Hearing before the Standing Committee on Finance and Economic Affairs
Minister of Finance Kristin Halvorsen, Director General Bjørn Skogstad Aamo of The Financial Supervisory Authority of Norway and Governor of Norges Bank Svein Gjedrem at a public hearing before the Storting's Standing Committee of Finance and Economic Affairs.
Introduction by Governor Svein Gjedrem
Government finance fund and government bond fund
The crisis in the banking sector was initially a problem of liquidity. In October and November, there was considerable turbulence and fear was spreading among banks. Credit premiums were high. The situation has improved.
The improvement is to a considerable extent the result of action taken by the authorities. The swap arrangement whereby banks can exchange covered bonds for government paper has been important. The arrangement is oriented towards larger banks, and a number of banks have made use of this facility, in an amount so far totalling more than NOK 70 billion.
Norges Bank has proposed an extension of the arrangement to provide banks with funding at 5-year maturities. Maturities so far have been up to 3 years. The extension is important to ensure that maturity dates do not all fall within a short period.
The arrangement provides banks with Treasury bills. Banks have used these as collateral for loans, sold them or kept them as liquidity reserves. There has been high demand for Treasury bills. However, the Treasury bills have to be exchanged every six months. Norges Bank has proposed that banks be supplied with government bonds at floating rates and a maturity equivalent to the duration of the swap agreement. This may simplify the arrangement.
Norges Bank has also expanded its use of its ordinary instruments. We have supplied additional liquidity through our loan facilities and made arrrangements for banks to furnish a greater range of securities as collateral for the loans. We have also provided loans with longer-than-usual maturities. 89 banks signed up for a two-year fixed rate F-loan, and two days ago 100 banks signed up for a three-year floating rate F-loan.
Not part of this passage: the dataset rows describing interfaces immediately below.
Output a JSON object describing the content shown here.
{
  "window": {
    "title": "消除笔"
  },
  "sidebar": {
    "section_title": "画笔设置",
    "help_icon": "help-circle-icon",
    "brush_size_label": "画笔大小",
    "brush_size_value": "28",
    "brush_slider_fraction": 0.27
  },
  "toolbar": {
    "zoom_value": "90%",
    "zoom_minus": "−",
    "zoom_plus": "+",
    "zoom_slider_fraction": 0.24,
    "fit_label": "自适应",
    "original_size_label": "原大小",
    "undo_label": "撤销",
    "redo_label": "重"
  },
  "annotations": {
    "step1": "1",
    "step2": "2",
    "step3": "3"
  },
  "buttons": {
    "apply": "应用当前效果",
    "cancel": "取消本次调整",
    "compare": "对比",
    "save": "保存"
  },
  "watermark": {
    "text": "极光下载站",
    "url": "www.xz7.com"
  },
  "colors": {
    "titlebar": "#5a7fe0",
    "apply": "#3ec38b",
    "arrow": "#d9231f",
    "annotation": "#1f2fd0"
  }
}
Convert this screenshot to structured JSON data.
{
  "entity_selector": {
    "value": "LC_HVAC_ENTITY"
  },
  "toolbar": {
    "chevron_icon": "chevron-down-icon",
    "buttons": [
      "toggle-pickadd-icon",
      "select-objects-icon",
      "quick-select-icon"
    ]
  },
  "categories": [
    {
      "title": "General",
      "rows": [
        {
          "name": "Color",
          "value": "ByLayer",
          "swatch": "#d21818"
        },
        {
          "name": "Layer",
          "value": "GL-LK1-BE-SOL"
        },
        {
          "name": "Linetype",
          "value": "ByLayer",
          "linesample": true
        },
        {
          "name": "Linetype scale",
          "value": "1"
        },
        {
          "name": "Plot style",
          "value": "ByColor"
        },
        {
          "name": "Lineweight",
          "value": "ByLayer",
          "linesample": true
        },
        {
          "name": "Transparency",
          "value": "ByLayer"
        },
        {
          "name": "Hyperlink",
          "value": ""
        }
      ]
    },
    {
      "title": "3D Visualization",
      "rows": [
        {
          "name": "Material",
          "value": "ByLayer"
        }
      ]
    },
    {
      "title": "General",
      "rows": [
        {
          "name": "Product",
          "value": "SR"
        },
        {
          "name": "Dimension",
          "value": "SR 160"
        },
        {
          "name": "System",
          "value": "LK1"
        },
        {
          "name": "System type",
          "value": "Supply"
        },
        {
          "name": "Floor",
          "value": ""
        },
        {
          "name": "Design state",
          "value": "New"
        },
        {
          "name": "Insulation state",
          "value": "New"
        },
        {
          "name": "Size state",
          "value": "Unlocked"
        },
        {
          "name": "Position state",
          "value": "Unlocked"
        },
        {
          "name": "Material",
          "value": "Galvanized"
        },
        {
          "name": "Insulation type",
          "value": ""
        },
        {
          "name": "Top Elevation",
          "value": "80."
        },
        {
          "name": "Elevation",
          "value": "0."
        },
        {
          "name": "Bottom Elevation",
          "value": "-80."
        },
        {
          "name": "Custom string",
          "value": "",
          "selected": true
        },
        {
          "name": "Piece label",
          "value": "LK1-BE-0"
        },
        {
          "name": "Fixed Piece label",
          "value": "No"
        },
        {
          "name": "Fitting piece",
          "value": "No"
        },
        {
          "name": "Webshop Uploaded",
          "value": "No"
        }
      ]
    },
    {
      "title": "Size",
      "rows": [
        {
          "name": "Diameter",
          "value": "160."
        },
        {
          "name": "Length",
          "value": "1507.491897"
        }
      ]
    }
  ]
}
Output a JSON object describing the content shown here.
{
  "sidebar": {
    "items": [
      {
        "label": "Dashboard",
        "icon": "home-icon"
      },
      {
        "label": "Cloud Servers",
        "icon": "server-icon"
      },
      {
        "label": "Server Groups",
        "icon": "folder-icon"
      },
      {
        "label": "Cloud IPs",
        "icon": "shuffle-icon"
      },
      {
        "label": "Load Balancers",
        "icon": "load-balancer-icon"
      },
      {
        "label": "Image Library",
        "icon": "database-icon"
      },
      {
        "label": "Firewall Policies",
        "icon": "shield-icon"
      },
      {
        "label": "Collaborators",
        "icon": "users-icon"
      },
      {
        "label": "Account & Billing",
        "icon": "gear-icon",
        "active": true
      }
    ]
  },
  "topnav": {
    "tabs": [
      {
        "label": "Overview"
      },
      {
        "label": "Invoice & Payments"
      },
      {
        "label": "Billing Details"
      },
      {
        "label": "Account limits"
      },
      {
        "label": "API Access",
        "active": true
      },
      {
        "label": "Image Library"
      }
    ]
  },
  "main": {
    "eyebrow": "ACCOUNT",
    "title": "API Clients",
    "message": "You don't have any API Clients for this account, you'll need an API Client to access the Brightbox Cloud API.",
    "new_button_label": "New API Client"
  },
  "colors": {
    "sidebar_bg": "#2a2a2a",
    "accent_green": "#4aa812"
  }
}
These F-loans are geared to small banks. As shown in the chart, more than half of the bids have been below NOK 100 million.
Norges Bank has also supplied NOK through currency swaps and offered USD loans to Norwegian banks.
In all, these measures have provided banks with good access to short and long-term funding. However, the interbank market is still not functioning satisfactorily.
We have now moved into a phase where the main challenge may be banks’ financial strength. This is partly due to the downturn in the global and Norwegian economies, which over time will result in higher losses, but also because higher capital adequacy is now being required in the markets. The same view has been expressed by the Norwegian supervisory authority.
We see that many banks abroad are raising new capital, with or without assistance from the authorities.
But additional equity capital is now very expensive and perhaps also difficult to procure. The alternative for banks may be to hold back on lending. If they do this on a large scale, it will have considerable negative effects on output and employment. It is understandable that credit growth is now slowing, both because demand for credit is lower and because fewer investments are profitable.
But in addition, it appears that banks are applying stricter criteria in credit assessments and rationing credit. Norges Bank’s Survey of Bank Lending shows the banks’ own perception of this practice. The chart shows that over the past year banks have reported a tightening of credit standards. It appears that credit flows to households have improved somewhat, but banks are still tightening credit standards for corporate loans.
An important lesson to be learned from this economic crisis is that compelling banks to increase their equity capital when the downturn has already started has a considerably negative impact. It is important that banks have sufficient capital to make them resilient even if the downturn should persist over a longer period. For this reason, we have proposed government capital injections for banks.
The government bond fund will buy bank and corporate bonds. In Norges Bank’s view, it is particularly important to improve demand for corporate bonds. The fund shall primarily buy high quality bonds. The chart shows that it is on the whole borrowers with weaker ratings that are now being excluded.
Norges Bank is nevertheless of the view that higher demand for the best bonds will have a positive effect. This will reduce the pressure on banks, and it may result in a shift in private demand towards bonds with a lower credit rating.
Thank you for your attention.